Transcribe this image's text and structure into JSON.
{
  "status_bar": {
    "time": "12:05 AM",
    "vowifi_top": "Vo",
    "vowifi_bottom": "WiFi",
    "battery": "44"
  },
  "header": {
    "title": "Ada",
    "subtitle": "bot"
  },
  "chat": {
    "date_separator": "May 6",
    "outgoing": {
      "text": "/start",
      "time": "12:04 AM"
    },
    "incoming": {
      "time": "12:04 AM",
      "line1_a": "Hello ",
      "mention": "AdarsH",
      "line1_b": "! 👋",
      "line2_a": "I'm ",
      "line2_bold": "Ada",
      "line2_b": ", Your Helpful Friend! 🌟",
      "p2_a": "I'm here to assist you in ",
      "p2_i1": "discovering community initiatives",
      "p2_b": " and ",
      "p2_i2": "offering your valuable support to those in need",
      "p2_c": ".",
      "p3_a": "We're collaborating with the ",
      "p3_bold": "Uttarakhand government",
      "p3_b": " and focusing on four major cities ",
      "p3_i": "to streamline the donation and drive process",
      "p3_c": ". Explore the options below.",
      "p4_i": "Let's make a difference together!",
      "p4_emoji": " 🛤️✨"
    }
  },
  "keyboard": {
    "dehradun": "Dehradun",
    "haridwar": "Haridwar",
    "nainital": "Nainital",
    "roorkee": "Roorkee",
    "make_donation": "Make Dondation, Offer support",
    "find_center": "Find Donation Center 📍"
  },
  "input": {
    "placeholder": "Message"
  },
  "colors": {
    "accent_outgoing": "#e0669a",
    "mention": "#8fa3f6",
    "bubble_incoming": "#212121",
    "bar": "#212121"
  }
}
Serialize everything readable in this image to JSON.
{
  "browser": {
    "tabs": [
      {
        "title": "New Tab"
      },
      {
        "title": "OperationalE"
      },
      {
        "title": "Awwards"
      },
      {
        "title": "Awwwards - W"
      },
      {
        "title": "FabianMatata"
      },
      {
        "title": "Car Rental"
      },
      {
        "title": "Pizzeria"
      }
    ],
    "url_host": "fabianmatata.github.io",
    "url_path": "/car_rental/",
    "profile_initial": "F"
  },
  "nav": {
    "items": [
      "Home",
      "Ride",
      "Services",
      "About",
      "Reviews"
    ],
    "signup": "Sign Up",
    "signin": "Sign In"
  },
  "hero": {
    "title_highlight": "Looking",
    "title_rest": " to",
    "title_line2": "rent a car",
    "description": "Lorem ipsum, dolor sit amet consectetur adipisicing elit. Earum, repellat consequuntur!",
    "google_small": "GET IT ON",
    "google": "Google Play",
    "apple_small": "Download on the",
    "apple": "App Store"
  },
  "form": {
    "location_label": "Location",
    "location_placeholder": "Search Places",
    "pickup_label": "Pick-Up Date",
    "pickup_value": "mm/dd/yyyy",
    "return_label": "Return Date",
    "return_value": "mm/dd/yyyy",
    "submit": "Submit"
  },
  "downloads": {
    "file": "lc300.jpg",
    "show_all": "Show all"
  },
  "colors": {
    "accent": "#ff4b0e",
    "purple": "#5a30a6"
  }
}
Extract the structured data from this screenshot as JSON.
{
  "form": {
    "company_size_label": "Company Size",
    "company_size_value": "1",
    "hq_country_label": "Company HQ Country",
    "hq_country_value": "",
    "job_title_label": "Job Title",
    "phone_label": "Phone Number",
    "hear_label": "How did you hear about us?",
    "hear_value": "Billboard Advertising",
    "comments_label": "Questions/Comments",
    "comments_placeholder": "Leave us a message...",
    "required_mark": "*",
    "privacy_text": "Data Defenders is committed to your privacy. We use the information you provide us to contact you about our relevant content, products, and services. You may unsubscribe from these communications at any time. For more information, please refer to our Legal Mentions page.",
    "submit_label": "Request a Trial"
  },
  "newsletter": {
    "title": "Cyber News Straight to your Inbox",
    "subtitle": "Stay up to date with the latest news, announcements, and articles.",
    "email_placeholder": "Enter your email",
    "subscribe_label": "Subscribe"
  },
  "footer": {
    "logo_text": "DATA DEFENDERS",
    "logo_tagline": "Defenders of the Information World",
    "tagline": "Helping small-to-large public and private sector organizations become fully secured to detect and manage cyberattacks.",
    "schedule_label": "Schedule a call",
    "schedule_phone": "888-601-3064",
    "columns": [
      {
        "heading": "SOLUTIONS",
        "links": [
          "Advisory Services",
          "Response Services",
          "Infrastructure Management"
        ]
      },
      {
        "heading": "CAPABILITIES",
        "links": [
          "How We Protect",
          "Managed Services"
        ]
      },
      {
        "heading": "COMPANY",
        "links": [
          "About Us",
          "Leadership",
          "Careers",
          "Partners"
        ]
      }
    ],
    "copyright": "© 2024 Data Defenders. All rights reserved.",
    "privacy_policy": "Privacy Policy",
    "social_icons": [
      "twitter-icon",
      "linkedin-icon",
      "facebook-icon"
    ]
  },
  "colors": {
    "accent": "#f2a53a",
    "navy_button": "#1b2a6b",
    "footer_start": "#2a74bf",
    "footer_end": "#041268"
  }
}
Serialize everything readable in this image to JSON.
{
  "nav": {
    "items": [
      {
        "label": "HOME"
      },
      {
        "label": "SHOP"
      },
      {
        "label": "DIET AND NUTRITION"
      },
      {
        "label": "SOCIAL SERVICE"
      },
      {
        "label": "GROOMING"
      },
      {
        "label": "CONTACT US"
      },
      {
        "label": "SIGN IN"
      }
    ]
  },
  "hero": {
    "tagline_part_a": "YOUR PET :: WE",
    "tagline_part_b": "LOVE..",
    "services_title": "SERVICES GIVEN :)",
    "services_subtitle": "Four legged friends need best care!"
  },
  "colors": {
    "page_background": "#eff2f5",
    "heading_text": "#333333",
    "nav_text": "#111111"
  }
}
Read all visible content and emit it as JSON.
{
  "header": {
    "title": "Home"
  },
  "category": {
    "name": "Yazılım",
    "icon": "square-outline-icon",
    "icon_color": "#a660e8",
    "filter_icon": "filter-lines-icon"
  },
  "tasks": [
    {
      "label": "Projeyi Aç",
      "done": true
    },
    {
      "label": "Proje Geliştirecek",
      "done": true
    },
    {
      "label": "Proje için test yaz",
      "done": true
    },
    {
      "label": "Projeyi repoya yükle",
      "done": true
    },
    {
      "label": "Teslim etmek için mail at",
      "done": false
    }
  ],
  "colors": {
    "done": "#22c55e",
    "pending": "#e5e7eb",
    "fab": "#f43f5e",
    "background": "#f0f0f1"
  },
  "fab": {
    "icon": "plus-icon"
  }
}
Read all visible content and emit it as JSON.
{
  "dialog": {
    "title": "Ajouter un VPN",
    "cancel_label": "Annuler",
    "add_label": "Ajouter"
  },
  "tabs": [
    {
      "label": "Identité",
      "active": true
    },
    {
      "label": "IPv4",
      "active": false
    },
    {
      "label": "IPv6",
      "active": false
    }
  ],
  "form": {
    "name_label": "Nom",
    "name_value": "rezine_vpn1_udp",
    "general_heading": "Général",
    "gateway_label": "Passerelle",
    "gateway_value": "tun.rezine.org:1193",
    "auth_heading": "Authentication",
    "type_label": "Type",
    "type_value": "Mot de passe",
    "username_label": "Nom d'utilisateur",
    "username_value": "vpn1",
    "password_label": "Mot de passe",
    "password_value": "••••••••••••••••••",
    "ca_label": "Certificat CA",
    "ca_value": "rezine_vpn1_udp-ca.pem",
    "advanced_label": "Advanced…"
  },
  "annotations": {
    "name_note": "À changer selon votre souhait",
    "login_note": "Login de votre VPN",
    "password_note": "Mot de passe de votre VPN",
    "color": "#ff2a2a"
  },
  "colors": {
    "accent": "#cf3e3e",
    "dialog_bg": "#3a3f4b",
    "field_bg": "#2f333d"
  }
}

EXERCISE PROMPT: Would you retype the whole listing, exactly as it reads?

COMPLETED EXERCISE:
Transcribe this image's text and structure into JSON.
{
  "status_bar": {
    "time": "12:05 AM",
    "vowifi_top": "Vo",
    "vowifi_bottom": "WiFi",
    "battery": "44"
  },
  "header": {
    "title": "Ada",
    "subtitle": "bot"
  },
  "chat": {
    "date_separator": "May 6",
    "outgoing": {
      "text": "/start",
      "time": "12:04 AM"
    },
    "incoming": {
      "time": "12:04 AM",
      "line1_a": "Hello ",
      "mention": "AdarsH",
      "line1_b": "! 👋",
      "line2_a": "I'm ",
      "line2_bold": "Ada",
      "line2_b": ", Your Helpful Friend! 🌟",
      "p2_a": "I'm here to assist you in ",
      "p2_i1": "discovering community initiatives",
      "p2_b": " and ",
      "p2_i2": "offering your valuable support to those in need",
      "p2_c": ".",
      "p3_a": "We're collaborating with the ",
      "p3_bold": "Uttarakhand government",
      "p3_b": " and focusing on four major cities ",
      "p3_i": "to streamline the donation and drive process",
      "p3_c": ". Explore the options below.",
      "p4_i": "Let's make a difference together!",
      "p4_emoji": " 🛤️✨"
    }
  },
  "keyboard": {
    "dehradun": "Dehradun",
    "haridwar": "Haridwar",
    "nainital": "Nainital",
    "roorkee": "Roorkee",
    "make_donation": "Make Dondation, Offer support",
    "find_center": "Find Donation Center 📍"
  },
  "input": {
    "placeholder": "Message"
  },
  "colors": {
    "accent_outgoing": "#e0669a",
    "mention": "#8fa3f6",
    "bubble_incoming": "#212121",
    "bar": "#212121"
  }
}
Serialize everything readable in this image to JSON.
{
  "browser": {
    "tabs": [
      {
        "title": "New Tab"
      },
      {
        "title": "OperationalE"
      },
      {
        "title": "Awwards"
      },
      {
        "title": "Awwwards - W"
      },
      {
        "title": "FabianMatata"
      },
      {
        "title": "Car Rental"
      },
      {
        "title": "Pizzeria"
      }
    ],
    "url_host": "fabianmatata.github.io",
    "url_path": "/car_rental/",
    "profile_initial": "F"
  },
  "nav": {
    "items": [
      "Home",
      "Ride",
      "Services",
      "About",
      "Reviews"
    ],
    "signup": "Sign Up",
    "signin": "Sign In"
  },
  "hero": {
    "title_highlight": "Looking",
    "title_rest": " to",
    "title_line2": "rent a car",
    "description": "Lorem ipsum, dolor sit amet consectetur adipisicing elit. Earum, repellat consequuntur!",
    "google_small": "GET IT ON",
    "google": "Google Play",
    "apple_small": "Download on the",
    "apple": "App Store"
  },
  "form": {
    "location_label": "Location",
    "location_placeholder": "Search Places",
    "pickup_label": "Pick-Up Date",
    "pickup_value": "mm/dd/yyyy",
    "return_label": "Return Date",
    "return_value": "mm/dd/yyyy",
    "submit": "Submit"
  },
  "downloads": {
    "file": "lc300.jpg",
    "show_all": "Show all"
  },
  "colors": {
    "accent": "#ff4b0e",
    "purple": "#5a30a6"
  }
}
Extract the structured data from this screenshot as JSON.
{
  "form": {
    "company_size_label": "Company Size",
    "company_size_value": "1",
    "hq_country_label": "Company HQ Country",
    "hq_country_value": "",
    "job_title_label": "Job Title",
    "phone_label": "Phone Number",
    "hear_label": "How did you hear about us?",
    "hear_value": "Billboard Advertising",
    "comments_label": "Questions/Comments",
    "comments_placeholder": "Leave us a message...",
    "required_mark": "*",
    "privacy_text": "Data Defenders is committed to your privacy. We use the information you provide us to contact you about our relevant content, products, and services. You may unsubscribe from these communications at any time. For more information, please refer to our Legal Mentions page.",
    "submit_label": "Request a Trial"
  },
  "newsletter": {
    "title": "Cyber News Straight to your Inbox",
    "subtitle": "Stay up to date with the latest news, announcements, and articles.",
    "email_placeholder": "Enter your email",
    "subscribe_label": "Subscribe"
  },
  "footer": {
    "logo_text": "DATA DEFENDERS",
    "logo_tagline": "Defenders of the Information World",
    "tagline": "Helping small-to-large public and private sector organizations become fully secured to detect and manage cyberattacks.",
    "schedule_label": "Schedule a call",
    "schedule_phone": "888-601-3064",
    "columns": [
      {
        "heading": "SOLUTIONS",
        "links": [
          "Advisory Services",
          "Response Services",
          "Infrastructure Management"
        ]
      },
      {
        "heading": "CAPABILITIES",
        "links": [
          "How We Protect",
          "Managed Services"
        ]
      },
      {
        "heading": "COMPANY",
        "links": [
          "About Us",
          "Leadership",
          "Careers",
          "Partners"
        ]
      }
    ],
    "copyright": "© 2024 Data Defenders. All rights reserved.",
    "privacy_policy": "Privacy Policy",
    "social_icons": [
      "twitter-icon",
      "linkedin-icon",
      "facebook-icon"
    ]
  },
  "colors": {
    "accent": "#f2a53a",
    "navy_button": "#1b2a6b",
    "footer_start": "#2a74bf",
    "footer_end": "#041268"
  }
}
Serialize everything readable in this image to JSON.
{
  "nav": {
    "items": [
      {
        "label": "HOME"
      },
      {
        "label": "SHOP"
      },
      {
        "label": "DIET AND NUTRITION"
      },
      {
        "label": "SOCIAL SERVICE"
      },
      {
        "label": "GROOMING"
      },
      {
        "label": "CONTACT US"
      },
      {
        "label": "SIGN IN"
      }
    ]
  },
  "hero": {
    "tagline_part_a": "YOUR PET :: WE",
    "tagline_part_b": "LOVE..",
    "services_title": "SERVICES GIVEN :)",
    "services_subtitle": "Four legged friends need best care!"
  },
  "colors": {
    "page_background": "#eff2f5",
    "heading_text": "#333333",
    "nav_text": "#111111"
  }
}
Read all visible content and emit it as JSON.
{
  "header": {
    "title": "Home"
  },
  "category": {
    "name": "Yazılım",
    "icon": "square-outline-icon",
    "icon_color": "#a660e8",
    "filter_icon": "filter-lines-icon"
  },
  "tasks": [
    {
      "label": "Projeyi Aç",
      "done": true
    },
    {
      "label": "Proje Geliştirecek",
      "done": true
    },
    {
      "label": "Proje için test yaz",
      "done": true
    },
    {
      "label": "Projeyi repoya yükle",
      "done": true
    },
    {
      "label": "Teslim etmek için mail at",
      "done": false
    }
  ],
  "colors": {
    "done": "#22c55e",
    "pending": "#e5e7eb",
    "fab": "#f43f5e",
    "background": "#f0f0f1"
  },
  "fab": {
    "icon": "plus-icon"
  }
}
Read all visible content and emit it as JSON.
{
  "dialog": {
    "title": "Ajouter un VPN",
    "cancel_label": "Annuler",
    "add_label": "Ajouter"
  },
  "tabs": [
    {
      "label": "Identité",
      "active": true
    },
    {
      "label": "IPv4",
      "active": false
    },
    {
      "label": "IPv6",
      "active": false
    }
  ],
  "form": {
    "name_label": "Nom",
    "name_value": "rezine_vpn1_udp",
    "general_heading": "Général",
    "gateway_label": "Passerelle",
    "gateway_value": "tun.rezine.org:1193",
    "auth_heading": "Authentication",
    "type_label": "Type",
    "type_value": "Mot de passe",
    "username_label": "Nom d'utilisateur",
    "username_value": "vpn1",
    "password_label": "Mot de passe",
    "password_value": "••••••••••••••••••",
    "ca_label": "Certificat CA",
    "ca_value": "rezine_vpn1_udp-ca.pem",
    "advanced_label": "Advanced…"
  },
  "annotations": {
    "name_note": "À changer selon votre souhait",
    "login_note": "Login de votre VPN",
    "password_note": "Mot de passe de votre VPN",
    "color": "#ff2a2a"
  },
  "colors": {
    "accent": "#cf3e3e",
    "dialog_bg": "#3a3f4b",
    "field_bg": "#2f333d"
  }
}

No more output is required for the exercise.